Recorded information
────────────────

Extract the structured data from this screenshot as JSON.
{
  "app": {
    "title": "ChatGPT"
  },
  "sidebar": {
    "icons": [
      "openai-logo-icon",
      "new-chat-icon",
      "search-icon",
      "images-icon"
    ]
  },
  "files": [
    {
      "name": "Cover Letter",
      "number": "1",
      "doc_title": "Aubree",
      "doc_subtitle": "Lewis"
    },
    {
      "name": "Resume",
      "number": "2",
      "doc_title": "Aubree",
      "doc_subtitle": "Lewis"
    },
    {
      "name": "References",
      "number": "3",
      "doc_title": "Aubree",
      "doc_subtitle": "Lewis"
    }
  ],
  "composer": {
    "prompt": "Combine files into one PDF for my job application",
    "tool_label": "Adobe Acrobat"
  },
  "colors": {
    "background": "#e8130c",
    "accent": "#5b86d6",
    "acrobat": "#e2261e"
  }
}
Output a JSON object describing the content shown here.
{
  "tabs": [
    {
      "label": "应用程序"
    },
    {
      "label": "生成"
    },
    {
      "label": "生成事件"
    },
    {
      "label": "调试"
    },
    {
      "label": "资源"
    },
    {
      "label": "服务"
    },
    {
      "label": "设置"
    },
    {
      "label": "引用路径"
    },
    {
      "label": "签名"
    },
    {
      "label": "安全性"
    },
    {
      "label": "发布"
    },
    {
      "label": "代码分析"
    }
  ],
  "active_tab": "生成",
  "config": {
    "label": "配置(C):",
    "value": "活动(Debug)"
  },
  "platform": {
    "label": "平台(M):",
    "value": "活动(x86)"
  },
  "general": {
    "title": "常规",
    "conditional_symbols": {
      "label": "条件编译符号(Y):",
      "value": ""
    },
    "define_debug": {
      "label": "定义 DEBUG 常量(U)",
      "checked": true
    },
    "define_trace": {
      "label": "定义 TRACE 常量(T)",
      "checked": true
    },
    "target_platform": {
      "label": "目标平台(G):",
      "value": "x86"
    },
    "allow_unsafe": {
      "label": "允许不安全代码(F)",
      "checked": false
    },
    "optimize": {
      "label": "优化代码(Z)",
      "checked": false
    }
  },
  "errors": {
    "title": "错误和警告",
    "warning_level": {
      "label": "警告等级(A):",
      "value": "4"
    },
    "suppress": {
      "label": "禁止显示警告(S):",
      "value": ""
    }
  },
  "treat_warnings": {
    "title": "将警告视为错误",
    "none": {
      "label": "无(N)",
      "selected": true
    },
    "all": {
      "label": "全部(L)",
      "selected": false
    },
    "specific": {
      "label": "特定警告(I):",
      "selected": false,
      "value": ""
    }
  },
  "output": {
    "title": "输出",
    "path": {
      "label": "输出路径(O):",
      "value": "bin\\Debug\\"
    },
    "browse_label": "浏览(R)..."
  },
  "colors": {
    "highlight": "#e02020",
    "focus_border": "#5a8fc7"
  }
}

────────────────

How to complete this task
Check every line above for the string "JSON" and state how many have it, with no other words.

Reply
2